The Niagara Historical Society was established in 1895 to foster an appreciation of Niagara-on-the-Lake through publishing, researching, collecting and educating. Soon after, the first president, Janet Carnochan, recognized that the Society needed a larger location to store their increasing collection. In 1907 the Society moved the artefacts out of the Courthouse and into the Museum, which remains the present location of the collection.
The original Museum building, affectionately called Memorial Hall, is Ontario’s Oldest Museum Building and is designated by the Ontario Heritage Trust as a site of provincial significance. In the 1940s the Society took over the 1875 High School building next door, and then linked the two buildings together in the 1970s.
The Museum has three main exhibitions spaces. The High School and Link Building contains the permanent exhibition, “Our Story”, that features a chronological history of Niagara-on-the-Lake from Native history to the tourist boom of the 1970s. The Lower Level of Memorial Hall is the temporary exhibition room. The exhibitions in this space change twice a year and cover a variety of topics from military to social history. The Upper Level of Memorial Hall is the “Janet Carnochan Gallery,” a space that showcases different artefacts in the collection and that is also changed on a regular basis.
The Niagara Historical Society and Museum is proud to own one of Ontario’s most significant collections of artefacts. The Museum’s collections are accessible to the public via a digital database, and visitors can also make an appointment to use the Society’s research room to conduct their own research with access to the Museum’s collection and archives.
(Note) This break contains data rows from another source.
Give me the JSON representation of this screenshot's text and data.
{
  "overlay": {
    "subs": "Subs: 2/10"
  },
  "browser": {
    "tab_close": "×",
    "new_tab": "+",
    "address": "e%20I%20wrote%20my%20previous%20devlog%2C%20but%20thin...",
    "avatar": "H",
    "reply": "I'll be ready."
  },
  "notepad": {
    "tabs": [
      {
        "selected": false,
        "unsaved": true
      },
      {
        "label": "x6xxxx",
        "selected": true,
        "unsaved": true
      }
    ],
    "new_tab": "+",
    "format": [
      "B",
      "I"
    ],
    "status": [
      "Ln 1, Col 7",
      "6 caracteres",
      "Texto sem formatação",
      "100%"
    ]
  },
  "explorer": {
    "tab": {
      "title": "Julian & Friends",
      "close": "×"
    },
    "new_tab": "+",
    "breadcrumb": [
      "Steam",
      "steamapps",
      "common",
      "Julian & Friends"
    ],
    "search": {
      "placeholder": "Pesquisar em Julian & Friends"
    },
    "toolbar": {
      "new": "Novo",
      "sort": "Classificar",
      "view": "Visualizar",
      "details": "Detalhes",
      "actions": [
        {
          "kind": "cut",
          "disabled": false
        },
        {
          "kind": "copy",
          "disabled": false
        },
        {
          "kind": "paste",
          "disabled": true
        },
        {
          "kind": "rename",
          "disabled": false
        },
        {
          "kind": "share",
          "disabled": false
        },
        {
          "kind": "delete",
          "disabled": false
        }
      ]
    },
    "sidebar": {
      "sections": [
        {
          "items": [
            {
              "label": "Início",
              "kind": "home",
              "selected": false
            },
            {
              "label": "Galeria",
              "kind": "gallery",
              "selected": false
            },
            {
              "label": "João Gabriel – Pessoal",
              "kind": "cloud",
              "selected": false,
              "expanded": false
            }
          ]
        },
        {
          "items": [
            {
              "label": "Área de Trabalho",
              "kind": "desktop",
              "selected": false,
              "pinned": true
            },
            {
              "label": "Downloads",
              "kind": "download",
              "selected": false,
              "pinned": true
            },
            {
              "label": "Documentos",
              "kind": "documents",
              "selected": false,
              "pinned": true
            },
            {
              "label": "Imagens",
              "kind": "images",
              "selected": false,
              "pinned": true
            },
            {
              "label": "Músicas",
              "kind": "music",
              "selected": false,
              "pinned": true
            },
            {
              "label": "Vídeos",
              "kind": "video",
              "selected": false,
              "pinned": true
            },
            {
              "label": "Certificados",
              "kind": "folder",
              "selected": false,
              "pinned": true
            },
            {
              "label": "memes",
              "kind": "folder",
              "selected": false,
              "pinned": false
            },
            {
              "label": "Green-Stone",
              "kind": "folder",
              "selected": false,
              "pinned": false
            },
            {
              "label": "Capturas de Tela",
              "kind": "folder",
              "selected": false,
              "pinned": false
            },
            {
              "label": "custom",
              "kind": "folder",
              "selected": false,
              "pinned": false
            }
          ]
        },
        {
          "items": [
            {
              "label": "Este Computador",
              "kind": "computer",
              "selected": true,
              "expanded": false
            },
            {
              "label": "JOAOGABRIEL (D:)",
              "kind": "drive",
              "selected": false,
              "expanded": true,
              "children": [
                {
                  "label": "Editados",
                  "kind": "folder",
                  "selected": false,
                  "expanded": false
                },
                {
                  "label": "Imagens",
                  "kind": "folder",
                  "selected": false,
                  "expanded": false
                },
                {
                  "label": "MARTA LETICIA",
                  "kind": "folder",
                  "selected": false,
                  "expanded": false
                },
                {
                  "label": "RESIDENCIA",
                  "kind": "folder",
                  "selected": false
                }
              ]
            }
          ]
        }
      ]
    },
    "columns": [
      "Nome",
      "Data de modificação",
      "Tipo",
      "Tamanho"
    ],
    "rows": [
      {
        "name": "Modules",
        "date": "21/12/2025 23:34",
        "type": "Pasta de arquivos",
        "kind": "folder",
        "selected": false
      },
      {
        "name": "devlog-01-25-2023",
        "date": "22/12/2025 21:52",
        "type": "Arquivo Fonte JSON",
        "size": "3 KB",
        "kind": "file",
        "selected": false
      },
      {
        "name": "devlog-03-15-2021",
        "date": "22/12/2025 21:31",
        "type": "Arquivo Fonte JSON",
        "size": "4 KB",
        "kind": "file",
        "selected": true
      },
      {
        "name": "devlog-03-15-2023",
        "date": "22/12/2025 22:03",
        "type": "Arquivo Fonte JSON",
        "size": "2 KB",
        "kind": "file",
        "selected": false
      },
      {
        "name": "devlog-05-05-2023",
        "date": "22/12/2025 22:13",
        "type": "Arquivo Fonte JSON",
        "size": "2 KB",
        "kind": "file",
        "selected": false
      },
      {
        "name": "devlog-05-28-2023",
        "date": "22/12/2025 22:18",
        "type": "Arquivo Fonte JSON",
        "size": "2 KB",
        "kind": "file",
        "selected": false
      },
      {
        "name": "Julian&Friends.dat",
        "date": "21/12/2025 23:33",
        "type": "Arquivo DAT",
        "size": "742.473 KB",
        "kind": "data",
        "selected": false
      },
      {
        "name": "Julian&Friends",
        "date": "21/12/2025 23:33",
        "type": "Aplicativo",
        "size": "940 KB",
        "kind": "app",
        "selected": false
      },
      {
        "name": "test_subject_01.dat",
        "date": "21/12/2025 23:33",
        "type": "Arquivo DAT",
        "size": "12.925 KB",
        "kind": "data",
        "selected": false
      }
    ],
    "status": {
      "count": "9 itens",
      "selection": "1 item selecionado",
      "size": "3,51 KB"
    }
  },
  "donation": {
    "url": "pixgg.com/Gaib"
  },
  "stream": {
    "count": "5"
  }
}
The Museum hosts a wide variety of events, including their annual summer heritage festival, monthly lecture series, biennial Polo game, September theatrical cemetery tours, a winter holiday event, children summer camp and more! The Museum’s historic walking tours of Niagara-on-the-Lake are also very popular and run every Saturday and Sunday at 11am from June – September.
The Museum building is fully accessible on the ground floor and in 85% of the galleries. There are wheelchair access washrooms and Braille handouts to those who are visually impaired. Handouts are also available in French, German, Japanese, Chinese, Italian, Spanish and Korean.
The Niagara Historical Museum is conveniently located within the heart of Old Town Niagara-on-the-Lake, minutes away from the Shaw Festival theaters, Fort George, shops, restaurants, and more! While the Museum does not have a parking lot, there is free street parking in front of the Museum.LOCATION: 43 Castlereagh Street in Niagara-on-the-lake, just three blocks up from Queen Street. HOURS: 10am-5pm daily from May-October, and 1pm-5pm daily from November-April.